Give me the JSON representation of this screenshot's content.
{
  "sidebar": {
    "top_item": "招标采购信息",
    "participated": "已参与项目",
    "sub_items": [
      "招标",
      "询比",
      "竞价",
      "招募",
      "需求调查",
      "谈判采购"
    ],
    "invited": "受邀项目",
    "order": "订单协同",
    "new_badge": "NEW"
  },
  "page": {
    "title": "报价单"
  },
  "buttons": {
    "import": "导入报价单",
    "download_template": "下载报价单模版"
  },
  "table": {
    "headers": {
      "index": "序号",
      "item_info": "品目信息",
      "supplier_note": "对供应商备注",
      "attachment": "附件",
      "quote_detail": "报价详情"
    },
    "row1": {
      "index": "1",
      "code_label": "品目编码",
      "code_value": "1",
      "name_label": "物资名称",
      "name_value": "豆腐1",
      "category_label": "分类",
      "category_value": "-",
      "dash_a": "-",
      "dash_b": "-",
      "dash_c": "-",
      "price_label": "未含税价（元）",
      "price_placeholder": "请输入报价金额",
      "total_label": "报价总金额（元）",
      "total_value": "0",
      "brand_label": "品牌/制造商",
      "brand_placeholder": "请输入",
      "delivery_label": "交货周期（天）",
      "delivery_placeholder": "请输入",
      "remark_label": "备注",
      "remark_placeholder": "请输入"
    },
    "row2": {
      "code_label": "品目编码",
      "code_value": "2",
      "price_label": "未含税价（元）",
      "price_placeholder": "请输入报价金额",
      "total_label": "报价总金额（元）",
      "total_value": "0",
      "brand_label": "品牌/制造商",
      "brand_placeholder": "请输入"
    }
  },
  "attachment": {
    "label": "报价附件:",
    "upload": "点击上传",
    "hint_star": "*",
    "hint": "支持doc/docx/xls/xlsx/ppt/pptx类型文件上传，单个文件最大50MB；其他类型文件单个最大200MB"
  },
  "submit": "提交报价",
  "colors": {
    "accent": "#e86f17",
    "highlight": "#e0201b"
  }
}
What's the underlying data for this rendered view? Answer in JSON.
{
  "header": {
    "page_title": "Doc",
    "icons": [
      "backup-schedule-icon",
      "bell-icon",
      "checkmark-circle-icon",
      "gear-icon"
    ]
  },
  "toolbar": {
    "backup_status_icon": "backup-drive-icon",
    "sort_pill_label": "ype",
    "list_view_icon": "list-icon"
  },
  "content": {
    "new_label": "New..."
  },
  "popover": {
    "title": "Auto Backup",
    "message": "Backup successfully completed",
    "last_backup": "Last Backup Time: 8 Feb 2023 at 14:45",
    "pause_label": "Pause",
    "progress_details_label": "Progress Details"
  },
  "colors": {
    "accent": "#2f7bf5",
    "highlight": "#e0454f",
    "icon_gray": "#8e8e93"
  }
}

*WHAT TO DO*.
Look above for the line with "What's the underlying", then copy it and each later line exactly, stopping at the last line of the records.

*YOUR RESPONSE*.
What's the underlying data for this rendered view? Answer in JSON.
{
  "header": {
    "page_title": "Doc",
    "icons": [
      "backup-schedule-icon",
      "bell-icon",
      "checkmark-circle-icon",
      "gear-icon"
    ]
  },
  "toolbar": {
    "backup_status_icon": "backup-drive-icon",
    "sort_pill_label": "ype",
    "list_view_icon": "list-icon"
  },
  "content": {
    "new_label": "New..."
  },
  "popover": {
    "title": "Auto Backup",
    "message": "Backup successfully completed",
    "last_backup": "Last Backup Time: 8 Feb 2023 at 14:45",
    "pause_label": "Pause",
    "progress_details_label": "Progress Details"
  },
  "colors": {
    "accent": "#2f7bf5",
    "highlight": "#e0454f",
    "icon_gray": "#8e8e93"
  }
}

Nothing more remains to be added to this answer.